(Beginning of INPUT DATA)

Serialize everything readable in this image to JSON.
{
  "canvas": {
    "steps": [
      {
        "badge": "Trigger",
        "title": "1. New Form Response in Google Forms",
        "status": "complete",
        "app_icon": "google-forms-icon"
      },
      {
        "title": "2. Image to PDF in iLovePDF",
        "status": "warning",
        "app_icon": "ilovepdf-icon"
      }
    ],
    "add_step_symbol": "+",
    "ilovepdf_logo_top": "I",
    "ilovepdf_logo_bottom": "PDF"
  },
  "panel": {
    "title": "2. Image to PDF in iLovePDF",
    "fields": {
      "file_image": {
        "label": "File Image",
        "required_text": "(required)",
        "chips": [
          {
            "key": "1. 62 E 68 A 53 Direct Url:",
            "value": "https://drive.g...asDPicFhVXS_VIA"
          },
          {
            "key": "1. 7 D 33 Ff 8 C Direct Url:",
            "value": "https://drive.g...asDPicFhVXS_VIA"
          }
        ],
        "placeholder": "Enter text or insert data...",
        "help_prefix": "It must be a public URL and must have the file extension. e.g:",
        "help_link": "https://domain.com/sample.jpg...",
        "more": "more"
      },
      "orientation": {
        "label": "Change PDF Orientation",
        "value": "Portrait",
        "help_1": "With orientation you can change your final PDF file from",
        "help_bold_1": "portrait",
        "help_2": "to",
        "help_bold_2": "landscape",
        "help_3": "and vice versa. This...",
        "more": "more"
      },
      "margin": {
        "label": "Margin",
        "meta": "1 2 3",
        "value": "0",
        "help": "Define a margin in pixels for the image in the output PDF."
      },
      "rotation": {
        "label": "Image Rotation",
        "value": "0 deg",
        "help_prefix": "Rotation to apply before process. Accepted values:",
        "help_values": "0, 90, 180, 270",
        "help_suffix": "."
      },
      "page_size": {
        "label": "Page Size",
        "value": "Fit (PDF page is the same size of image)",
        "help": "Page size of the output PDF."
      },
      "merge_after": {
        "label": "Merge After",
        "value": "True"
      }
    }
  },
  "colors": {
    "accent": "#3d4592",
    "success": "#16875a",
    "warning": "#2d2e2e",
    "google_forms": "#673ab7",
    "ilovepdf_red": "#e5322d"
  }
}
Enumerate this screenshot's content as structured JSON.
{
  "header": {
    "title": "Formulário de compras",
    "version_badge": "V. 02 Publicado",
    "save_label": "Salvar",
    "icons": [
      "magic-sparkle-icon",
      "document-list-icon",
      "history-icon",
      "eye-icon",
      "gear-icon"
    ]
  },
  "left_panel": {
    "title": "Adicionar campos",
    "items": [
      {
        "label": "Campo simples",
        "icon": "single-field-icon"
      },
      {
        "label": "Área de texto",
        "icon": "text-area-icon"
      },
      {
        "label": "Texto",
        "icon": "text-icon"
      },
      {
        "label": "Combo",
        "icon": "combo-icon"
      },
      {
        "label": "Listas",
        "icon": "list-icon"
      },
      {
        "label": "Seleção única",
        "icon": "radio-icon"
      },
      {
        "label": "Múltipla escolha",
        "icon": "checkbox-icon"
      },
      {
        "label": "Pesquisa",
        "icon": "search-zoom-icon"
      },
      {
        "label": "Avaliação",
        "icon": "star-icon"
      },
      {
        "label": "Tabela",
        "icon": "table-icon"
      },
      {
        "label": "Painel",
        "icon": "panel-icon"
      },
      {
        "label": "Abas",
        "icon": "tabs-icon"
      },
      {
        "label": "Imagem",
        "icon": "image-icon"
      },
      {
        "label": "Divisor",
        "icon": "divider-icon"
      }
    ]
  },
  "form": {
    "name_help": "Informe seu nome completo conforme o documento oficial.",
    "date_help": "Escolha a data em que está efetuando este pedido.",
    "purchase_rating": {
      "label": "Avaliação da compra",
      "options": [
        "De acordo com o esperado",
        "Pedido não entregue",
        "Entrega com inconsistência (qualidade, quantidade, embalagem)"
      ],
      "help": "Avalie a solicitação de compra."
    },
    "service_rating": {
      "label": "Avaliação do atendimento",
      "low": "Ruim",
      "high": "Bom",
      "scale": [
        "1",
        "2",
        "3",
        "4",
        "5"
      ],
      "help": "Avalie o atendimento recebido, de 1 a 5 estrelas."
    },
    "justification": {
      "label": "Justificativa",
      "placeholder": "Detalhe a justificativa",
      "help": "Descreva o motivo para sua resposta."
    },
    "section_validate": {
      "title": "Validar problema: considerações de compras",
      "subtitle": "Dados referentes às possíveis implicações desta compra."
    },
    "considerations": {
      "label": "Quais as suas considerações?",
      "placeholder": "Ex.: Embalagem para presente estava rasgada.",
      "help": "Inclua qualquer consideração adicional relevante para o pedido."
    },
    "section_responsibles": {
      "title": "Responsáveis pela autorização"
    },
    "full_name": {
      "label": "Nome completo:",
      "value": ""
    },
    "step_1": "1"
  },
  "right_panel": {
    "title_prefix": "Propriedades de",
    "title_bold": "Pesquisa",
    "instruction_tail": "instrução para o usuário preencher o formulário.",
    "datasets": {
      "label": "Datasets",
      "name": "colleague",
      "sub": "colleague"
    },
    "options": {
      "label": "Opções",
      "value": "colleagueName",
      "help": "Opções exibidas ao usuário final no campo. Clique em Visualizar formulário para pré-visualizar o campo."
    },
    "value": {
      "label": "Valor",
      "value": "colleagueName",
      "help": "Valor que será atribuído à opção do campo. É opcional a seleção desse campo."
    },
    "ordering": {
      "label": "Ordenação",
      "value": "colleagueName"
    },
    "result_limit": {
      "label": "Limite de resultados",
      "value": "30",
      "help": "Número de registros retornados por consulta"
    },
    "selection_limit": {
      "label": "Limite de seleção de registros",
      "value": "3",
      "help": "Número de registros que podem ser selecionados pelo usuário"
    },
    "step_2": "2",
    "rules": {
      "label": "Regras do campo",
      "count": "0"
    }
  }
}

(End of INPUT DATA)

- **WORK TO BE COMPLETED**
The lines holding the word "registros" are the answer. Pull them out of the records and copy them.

- **WRITTEN RESPONSE**
      "help": "Número de registros retornados por consulta"
      "label": "Limite de seleção de registros",
      "help": "Número de registros que podem ser selecionados pelo usuário"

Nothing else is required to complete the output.